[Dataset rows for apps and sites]
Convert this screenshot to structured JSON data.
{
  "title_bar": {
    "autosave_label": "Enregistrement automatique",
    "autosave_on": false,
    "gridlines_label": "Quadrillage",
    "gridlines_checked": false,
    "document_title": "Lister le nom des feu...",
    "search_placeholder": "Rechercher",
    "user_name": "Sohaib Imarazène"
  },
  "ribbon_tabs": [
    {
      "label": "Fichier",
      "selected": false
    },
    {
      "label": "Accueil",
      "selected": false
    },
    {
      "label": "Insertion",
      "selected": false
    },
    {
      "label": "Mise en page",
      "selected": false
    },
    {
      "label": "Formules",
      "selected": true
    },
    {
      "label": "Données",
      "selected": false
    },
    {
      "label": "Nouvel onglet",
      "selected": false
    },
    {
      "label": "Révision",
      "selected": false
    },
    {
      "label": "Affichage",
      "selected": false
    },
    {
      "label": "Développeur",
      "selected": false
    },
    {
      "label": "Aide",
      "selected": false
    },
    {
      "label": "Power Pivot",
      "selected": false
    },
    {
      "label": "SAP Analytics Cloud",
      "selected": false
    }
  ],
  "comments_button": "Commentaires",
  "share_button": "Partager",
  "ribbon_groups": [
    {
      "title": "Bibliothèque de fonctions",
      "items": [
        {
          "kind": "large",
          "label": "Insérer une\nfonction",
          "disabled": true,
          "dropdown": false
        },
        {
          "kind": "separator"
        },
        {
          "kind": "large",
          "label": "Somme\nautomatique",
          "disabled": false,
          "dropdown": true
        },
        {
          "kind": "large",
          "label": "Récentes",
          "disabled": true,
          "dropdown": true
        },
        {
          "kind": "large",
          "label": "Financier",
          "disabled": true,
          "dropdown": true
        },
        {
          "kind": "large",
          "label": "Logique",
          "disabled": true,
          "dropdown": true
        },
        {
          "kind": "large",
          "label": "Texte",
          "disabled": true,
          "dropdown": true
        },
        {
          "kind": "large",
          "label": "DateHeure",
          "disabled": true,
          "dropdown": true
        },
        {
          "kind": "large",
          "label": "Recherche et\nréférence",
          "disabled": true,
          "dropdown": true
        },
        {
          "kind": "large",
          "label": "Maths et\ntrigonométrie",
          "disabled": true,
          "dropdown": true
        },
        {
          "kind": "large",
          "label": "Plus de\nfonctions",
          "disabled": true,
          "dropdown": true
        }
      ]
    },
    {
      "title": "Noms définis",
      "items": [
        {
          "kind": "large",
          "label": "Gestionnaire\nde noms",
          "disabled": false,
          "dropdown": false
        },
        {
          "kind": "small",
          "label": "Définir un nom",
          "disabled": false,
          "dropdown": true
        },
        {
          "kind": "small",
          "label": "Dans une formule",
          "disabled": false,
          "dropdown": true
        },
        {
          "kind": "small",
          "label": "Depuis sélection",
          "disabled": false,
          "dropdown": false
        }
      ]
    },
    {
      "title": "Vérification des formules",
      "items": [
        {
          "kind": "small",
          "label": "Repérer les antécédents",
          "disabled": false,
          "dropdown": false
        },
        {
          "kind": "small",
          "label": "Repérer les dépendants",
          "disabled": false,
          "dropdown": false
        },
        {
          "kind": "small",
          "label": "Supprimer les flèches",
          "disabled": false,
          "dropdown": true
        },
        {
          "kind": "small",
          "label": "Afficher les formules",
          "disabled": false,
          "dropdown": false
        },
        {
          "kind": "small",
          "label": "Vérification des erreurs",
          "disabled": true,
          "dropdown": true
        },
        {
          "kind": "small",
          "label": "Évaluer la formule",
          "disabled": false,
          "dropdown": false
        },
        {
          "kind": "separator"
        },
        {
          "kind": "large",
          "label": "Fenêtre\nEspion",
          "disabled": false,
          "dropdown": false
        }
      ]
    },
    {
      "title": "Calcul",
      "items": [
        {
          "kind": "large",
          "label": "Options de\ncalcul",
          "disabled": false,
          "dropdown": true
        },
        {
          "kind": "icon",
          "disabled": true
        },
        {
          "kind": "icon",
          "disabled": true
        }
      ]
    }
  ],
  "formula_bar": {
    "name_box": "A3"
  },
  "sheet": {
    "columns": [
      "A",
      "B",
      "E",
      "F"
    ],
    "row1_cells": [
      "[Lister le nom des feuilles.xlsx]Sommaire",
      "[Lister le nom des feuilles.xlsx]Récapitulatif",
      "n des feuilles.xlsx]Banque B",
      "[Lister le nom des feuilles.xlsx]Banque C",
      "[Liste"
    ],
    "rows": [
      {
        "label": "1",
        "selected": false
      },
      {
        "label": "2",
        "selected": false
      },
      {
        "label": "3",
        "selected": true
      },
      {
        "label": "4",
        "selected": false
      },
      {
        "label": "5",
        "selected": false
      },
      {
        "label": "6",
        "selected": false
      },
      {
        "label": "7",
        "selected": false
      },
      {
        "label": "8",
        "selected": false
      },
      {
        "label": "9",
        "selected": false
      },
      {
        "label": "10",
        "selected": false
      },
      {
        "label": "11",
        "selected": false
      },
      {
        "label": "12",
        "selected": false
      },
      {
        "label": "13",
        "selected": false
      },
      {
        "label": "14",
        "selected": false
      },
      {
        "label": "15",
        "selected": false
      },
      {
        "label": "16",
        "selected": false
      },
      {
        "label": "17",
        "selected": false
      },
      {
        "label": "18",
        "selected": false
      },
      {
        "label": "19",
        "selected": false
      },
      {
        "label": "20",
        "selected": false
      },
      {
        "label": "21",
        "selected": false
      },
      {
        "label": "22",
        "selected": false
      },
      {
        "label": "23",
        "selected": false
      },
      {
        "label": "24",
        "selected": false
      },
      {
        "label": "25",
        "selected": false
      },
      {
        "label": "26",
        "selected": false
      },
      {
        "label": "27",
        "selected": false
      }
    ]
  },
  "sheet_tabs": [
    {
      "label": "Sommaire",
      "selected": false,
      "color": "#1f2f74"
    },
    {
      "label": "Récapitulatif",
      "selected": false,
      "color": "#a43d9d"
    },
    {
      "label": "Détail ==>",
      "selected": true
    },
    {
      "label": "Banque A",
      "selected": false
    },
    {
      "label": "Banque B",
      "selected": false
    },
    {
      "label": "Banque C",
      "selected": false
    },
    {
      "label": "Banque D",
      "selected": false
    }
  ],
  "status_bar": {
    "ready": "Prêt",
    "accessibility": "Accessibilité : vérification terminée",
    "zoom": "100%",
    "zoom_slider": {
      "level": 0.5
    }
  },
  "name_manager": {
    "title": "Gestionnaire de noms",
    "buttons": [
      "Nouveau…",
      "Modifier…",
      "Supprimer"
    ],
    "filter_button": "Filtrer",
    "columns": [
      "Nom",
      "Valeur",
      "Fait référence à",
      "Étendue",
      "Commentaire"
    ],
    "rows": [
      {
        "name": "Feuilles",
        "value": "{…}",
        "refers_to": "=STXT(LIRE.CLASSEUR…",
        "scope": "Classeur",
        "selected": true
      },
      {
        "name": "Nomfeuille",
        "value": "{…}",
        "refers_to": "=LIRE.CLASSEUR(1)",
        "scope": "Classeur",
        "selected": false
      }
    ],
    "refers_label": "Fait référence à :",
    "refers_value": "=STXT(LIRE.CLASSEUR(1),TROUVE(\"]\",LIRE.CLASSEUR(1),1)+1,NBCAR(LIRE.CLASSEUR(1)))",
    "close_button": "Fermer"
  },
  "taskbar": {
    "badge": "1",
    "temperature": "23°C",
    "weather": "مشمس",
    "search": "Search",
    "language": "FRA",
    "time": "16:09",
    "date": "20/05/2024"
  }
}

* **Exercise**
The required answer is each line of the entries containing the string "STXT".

* **Written reply**
        "refers_to": "=STXT(LIRE.CLASSEUR…",
    "refers_value": "=STXT(LIRE.CLASSEUR(1),TROUVE(\"]\",LIRE.CLASSEUR(1),1)+1,NBCAR(LIRE.CLASSEUR(1)))",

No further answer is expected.